Something is going to have to give, but the Packers do have an ace up their sleeve, and that’s the franchise tag.
Ian Rapoport reported in early January that the Packers are heading toward giving Adams the franchise tag in the offseason. In fact, he called it an eventuality, according to his sources.
“The Packers give Adams the franchise tag following the season before attempting to work out a long-term deal,” he reported. “Based off Adams’ current salary situation, the franchise tag is expected to be about $20 million.”
The franchise tag allows the Packers to save money in 2022 while keeping Adams out of the unrestricted free agency. That would buy Green Bay another season to work out its cap and hopefully work on a long-term deal for Adams. The downside, at least for Adams, is that there are no guarantees after 2022. If he went out and underperformed, or worse, gets injured, he could end up losing himself a ton of money.
It’s a risky move for the Packers as they undoubtedly have some long-term tensions to sort out with Rodgers this offseason. Potentially angering his friend and favorite target with a franchise tag could make things very tense once again in Green Bay.
Without a doubt, though, the unanimous All-Pro selection makes this scenario much more likely. While it’s a massive honor for Adams, it’s also an enormous bargaining chip in his back pocket.

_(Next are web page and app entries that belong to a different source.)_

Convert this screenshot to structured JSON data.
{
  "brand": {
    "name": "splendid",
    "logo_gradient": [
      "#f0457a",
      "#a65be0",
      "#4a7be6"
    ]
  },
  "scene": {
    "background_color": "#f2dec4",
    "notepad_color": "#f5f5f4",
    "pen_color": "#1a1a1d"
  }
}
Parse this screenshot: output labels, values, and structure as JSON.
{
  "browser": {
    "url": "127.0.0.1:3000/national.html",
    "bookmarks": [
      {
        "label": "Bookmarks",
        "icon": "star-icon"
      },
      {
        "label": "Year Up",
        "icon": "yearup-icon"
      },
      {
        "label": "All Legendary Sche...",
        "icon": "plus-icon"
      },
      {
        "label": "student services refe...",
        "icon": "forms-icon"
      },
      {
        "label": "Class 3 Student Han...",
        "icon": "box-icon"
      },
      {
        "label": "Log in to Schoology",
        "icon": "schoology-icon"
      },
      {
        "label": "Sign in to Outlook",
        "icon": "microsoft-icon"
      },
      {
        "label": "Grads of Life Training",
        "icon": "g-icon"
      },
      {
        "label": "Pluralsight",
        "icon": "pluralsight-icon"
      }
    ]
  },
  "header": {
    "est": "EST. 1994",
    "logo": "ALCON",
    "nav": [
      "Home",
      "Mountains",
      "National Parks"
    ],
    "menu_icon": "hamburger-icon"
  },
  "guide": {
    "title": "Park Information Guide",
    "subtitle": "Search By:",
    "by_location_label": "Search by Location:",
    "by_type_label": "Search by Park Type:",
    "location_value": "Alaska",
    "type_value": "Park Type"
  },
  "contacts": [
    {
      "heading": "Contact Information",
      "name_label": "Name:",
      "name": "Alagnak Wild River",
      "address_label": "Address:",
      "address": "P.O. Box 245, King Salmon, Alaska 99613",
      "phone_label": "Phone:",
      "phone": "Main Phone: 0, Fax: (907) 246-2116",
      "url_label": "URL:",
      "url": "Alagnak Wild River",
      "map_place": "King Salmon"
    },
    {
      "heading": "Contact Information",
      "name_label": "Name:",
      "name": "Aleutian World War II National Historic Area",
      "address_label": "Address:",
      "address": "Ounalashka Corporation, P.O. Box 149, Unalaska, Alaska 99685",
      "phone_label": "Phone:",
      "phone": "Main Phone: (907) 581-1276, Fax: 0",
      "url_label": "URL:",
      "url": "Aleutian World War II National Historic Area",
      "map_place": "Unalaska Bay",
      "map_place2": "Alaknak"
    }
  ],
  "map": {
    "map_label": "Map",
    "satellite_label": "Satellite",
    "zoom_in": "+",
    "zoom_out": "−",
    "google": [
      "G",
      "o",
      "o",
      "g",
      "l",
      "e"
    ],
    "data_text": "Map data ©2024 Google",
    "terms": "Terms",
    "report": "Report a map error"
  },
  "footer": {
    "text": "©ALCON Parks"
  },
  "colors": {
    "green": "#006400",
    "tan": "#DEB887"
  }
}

From a pure business perspective, the Packers can nullify that bargaining chip with the franchise tag.